**Data to use**
------------------------------------------------
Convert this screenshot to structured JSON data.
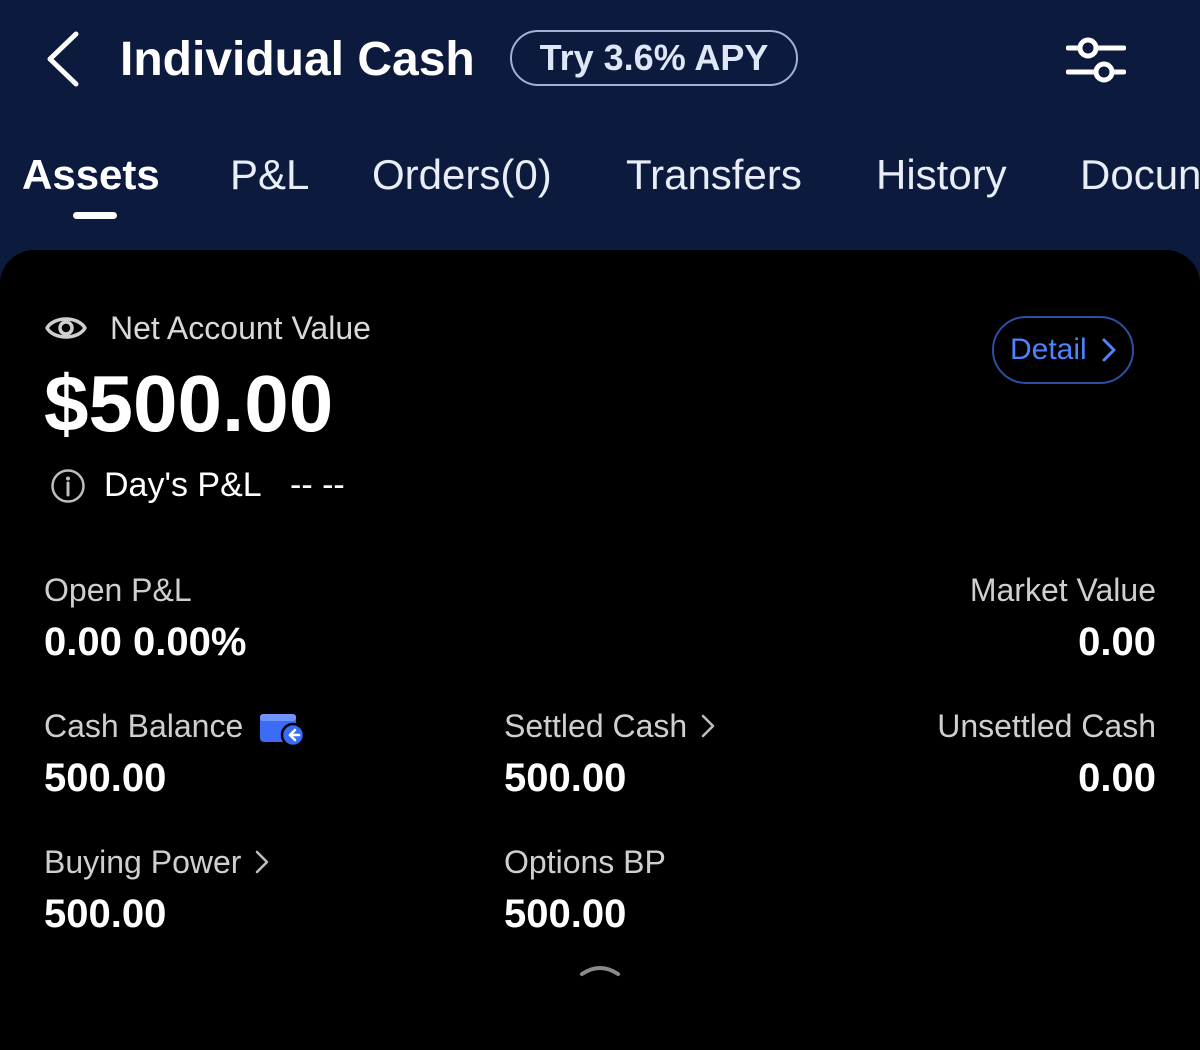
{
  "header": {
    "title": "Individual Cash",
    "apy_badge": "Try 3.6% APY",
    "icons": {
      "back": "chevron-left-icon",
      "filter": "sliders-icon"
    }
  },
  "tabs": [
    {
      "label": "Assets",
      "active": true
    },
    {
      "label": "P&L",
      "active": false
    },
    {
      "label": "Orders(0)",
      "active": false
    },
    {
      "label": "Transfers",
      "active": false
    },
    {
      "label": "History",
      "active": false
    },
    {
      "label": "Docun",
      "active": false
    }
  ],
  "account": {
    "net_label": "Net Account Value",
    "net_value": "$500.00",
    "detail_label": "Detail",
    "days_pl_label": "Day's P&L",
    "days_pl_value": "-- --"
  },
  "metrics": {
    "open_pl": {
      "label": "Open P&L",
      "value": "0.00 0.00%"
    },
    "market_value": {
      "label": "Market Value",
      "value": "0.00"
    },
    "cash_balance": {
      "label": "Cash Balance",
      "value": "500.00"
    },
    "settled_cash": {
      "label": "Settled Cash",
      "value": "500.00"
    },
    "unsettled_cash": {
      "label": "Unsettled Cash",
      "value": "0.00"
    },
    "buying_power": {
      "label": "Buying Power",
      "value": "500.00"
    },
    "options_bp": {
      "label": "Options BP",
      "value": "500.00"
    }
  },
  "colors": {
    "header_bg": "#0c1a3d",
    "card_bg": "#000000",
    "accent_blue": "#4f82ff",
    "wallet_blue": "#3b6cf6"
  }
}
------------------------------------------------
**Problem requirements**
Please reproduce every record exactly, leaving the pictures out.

**Solution to this exercise**
Convert this screenshot to structured JSON data.
{
  "header": {
    "title": "Individual Cash",
    "apy_badge": "Try 3.6% APY",
    "icons": {
      "back": "chevron-left-icon",
      "filter": "sliders-icon"
    }
  },
  "tabs": [
    {
      "label": "Assets",
      "active": true
    },
    {
      "label": "P&L",
      "active": false
    },
    {
      "label": "Orders(0)",
      "active": false
    },
    {
      "label": "Transfers",
      "active": false
    },
    {
      "label": "History",
      "active": false
    },
    {
      "label": "Docun",
      "active": false
    }
  ],
  "account": {
    "net_label": "Net Account Value",
    "net_value": "$500.00",
    "detail_label": "Detail",
    "days_pl_label": "Day's P&L",
    "days_pl_value": "-- --"
  },
  "metrics": {
    "open_pl": {
      "label": "Open P&L",
      "value": "0.00 0.00%"
    },
    "market_value": {
      "label": "Market Value",
      "value": "0.00"
    },
    "cash_balance": {
      "label": "Cash Balance",
      "value": "500.00"
    },
    "settled_cash": {
      "label": "Settled Cash",
      "value": "500.00"
    },
    "unsettled_cash": {
      "label": "Unsettled Cash",
      "value": "0.00"
    },
    "buying_power": {
      "label": "Buying Power",
      "value": "500.00"
    },
    "options_bp": {
      "label": "Options BP",
      "value": "500.00"
    }
  },
  "colors": {
    "header_bg": "#0c1a3d",
    "card_bg": "#000000",
    "accent_blue": "#4f82ff",
    "wallet_blue": "#3b6cf6"
  }
}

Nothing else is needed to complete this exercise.